together the pleasure of being there. To me it was the best day of our
trip. Things were finally looking up. I took a picture of her looking happy.
evening, after passing the road to Spruce Pine, we again reached an uphill
climb. Barbara became angry again. Near the top of the hill, we saw woods
on the right and followed a logging road to a good camp site. I don't know
what she had been expecting. Did she think that once we got past Mt. Mitchell
that it would be downhill all the rest of the day? At any rate, that evening
she attacked my idea of having chosen to travel on the parkway and every
other decision I had made. She said that she had not come to be just riding
a bicycle all the time; she expected to be working on her art also. I agreed
to leave the parkway and descend to highway 11 in Virginia, but I had no
illusions about such a change creating any improvement. I knew that highway
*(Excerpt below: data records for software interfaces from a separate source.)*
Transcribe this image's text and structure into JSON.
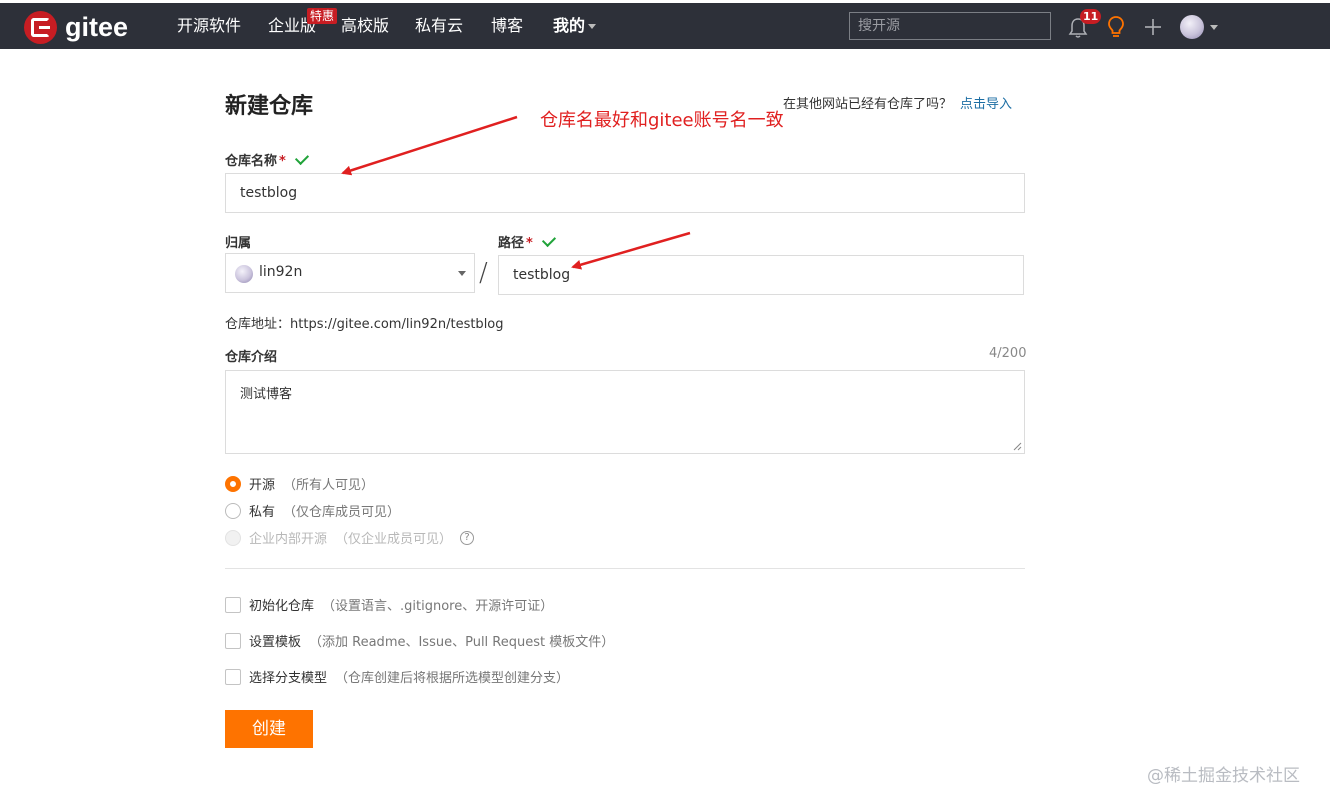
{
  "brand": {
    "name": "gitee"
  },
  "nav": {
    "items": [
      "开源软件",
      "企业版",
      "高校版",
      "私有云",
      "博客",
      "我的"
    ],
    "hot_badge": "特惠",
    "search_placeholder": "搜开源",
    "notification_count": "11"
  },
  "page": {
    "title": "新建仓库",
    "import_prompt": "在其他网站已经有仓库了吗？",
    "import_link": "点击导入"
  },
  "form": {
    "repo_name_label": "仓库名称",
    "repo_name_value": "testblog",
    "required_mark": "*",
    "owner_label": "归属",
    "owner_value": "lin92n",
    "path_label": "路径",
    "path_value": "testblog",
    "slash": "/",
    "repo_url_label": "仓库地址：",
    "repo_url_value": "https://gitee.com/lin92n/testblog",
    "desc_label": "仓库介绍",
    "desc_counter": "4/200",
    "desc_value": "测试博客",
    "visibility": [
      {
        "label": "开源",
        "hint": "（所有人可见）",
        "state": "selected"
      },
      {
        "label": "私有",
        "hint": "（仅仓库成员可见）",
        "state": "unselected"
      },
      {
        "label": "企业内部开源",
        "hint": "（仅企业成员可见）",
        "state": "disabled"
      }
    ],
    "help_glyph": "?",
    "options": [
      {
        "label": "初始化仓库",
        "hint": "（设置语言、.gitignore、开源许可证）"
      },
      {
        "label": "设置模板",
        "hint": "（添加 Readme、Issue、Pull Request 模板文件）"
      },
      {
        "label": "选择分支模型",
        "hint": "（仓库创建后将根据所选模型创建分支）"
      }
    ],
    "submit_label": "创建"
  },
  "annotation": {
    "text": "仓库名最好和gitee账号名一致",
    "color": "#e02020"
  },
  "watermark": "@稀土掘金技术社区",
  "colors": {
    "navbar": "#2d3039",
    "brand_red": "#c71d23",
    "accent_orange": "#fe7300",
    "link_blue": "#1c6ea4",
    "valid_green": "#21a33a"
  }
}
11 was not flat in Virginia as it was in Alabama. I also knew, that
while she had not prepared enough, that it was her attitude and not her
strength that was the problem. So, that night I was terribly depressed.
The only way I could save the trip was by leaving her, and I was not willing
to do that.
Craggy Gardens - Spruce Pine, 40 miles, June 16.
the morning, after traveling a short distance towards Spruce Pine, I blacked
out alongside the road. I can't remember now why we stopped. I just remember
her trying to get me to sit up and my blacking out every time she pulled
me up. Somehow, someone took us to the hospital, and someone else took
the bikes to a motel, I don't know why. After I had been neglected for
a long time at the emergency room, someone suggested a nearby doctor, and
he discovered my throat was badly infected. In fact, I found I could no
longer eat solid food, and I almost lost the ability to talk. Someone took
us back to the motel, and somehow we were on a bus being carried to my
sister's home in Charlottesville, Virginia. When I left the bus at Charlottesville,
I heard the driver exclaim, "Cats! They didn't tell me they had cats!"
Our marriage managed
to last another three years. In that time, we never went for a bike ride
or camped in the woods together again.
On June 10, 1988,
17 years later, I reached Spruce Pine on my way home from Pennsylvania.
I deliberately traveled the Blue Ridge "backwards" because I did not want
to renew old bad memories and regrets.